The new regulation is yet another setback for TikTok, which has faced intense scrutiny in the United States (US) and other nations in recent months over users’ data security and the company’s alleged ties to Beijing.

“Other countries are banning, we don’t, (we’re) regulating,” Hasan said.

Indonesia is one of the world’s biggest markets for TikTok Shop and was the first to pilot the app’s e-commerce arm.

But Indonesia is now the first country in the region to act against the platform’s growing popularity in social media commerce.

The ministerial-level regulation – an amendment to a trade regulation issued in 2020 – did not need approval by lawmakers.

Chinese technology giant and TikTok owner ByteDance and TikTok Indonesia did not respond immediately to a request for comment on Wednesday. 

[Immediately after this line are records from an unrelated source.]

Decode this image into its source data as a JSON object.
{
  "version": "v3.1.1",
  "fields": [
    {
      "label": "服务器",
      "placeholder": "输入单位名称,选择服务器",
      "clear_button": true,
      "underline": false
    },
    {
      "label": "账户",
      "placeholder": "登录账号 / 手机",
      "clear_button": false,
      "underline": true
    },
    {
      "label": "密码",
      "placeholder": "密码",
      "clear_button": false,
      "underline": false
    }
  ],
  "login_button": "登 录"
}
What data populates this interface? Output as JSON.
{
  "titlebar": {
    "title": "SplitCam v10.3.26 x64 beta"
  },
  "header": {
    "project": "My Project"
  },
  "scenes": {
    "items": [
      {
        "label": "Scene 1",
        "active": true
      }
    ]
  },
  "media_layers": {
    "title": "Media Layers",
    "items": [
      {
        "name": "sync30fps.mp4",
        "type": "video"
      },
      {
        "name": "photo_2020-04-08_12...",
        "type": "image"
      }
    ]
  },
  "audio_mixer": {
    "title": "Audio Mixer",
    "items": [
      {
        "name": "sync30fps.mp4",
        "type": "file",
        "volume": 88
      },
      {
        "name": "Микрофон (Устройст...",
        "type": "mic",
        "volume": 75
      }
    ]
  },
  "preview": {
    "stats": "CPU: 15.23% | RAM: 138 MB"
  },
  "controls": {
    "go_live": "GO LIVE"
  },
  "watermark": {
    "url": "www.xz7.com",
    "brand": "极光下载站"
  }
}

But a TikTok Indonesia spokesperson told AFP on Monday the ban would harm as many as six million local sellers who market their products on the platform.

Meta – which owns Facebook and Instagram – did not respond to a request for comment.

How the ban will work exactly remains unclear but experts said it could mean social media firms would have to obtain a separate approval for their e-commerce arms.

“It could be that their license will be rearranged,” said Executive Director of the Jakarta-based Institute for Development of Economics and Finance Tauhid Ahmad.

Offline sellers at Tanah Abang market in Jakarta applauded the government’s decision.

“The government should… dare to innovate given the current situation, where markets are quiet like this,” said Stevanie Ahua, a 60-year-old wholesale denim jeans seller.

She said her revenue had dropped by 60 per cent in recent months as buyers turned to online shops.

Others like 29-year-old cookie baker Panji Made Agung in Bali said he was disappointed by the ban.

“For sellers like me, TikTok can be used for soft selling. We can become influencers and sellers at the same time,” he said.

Indonesia’s e-commerce market is dominated by platforms such as Tokopedia, Shopee and Lazada but TikTok Shop gained a significant market share since launching in 2021.

Indonesia, with 125 million users, is TikTok’s second-largest global market after the US, according to company figures.

TikTok’s chief executive Shou Zi Chew visited Jakarta in June, pledging to pour billions of dollars into Southeast Asia in the coming years.